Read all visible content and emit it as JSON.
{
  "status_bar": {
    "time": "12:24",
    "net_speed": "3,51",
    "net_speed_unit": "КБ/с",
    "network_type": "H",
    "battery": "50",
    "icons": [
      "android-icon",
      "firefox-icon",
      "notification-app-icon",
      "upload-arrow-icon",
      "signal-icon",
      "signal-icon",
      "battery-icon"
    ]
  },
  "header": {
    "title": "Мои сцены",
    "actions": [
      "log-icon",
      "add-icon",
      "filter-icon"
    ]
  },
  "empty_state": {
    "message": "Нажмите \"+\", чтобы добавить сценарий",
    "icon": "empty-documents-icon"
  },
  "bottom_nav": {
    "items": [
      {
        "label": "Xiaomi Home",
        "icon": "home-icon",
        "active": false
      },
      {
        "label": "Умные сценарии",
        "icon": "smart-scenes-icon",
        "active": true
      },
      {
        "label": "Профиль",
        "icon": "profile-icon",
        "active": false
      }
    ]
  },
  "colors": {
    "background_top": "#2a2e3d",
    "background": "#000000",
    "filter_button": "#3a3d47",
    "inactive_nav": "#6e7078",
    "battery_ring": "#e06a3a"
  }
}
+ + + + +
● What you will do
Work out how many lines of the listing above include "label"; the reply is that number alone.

● Worked solution
3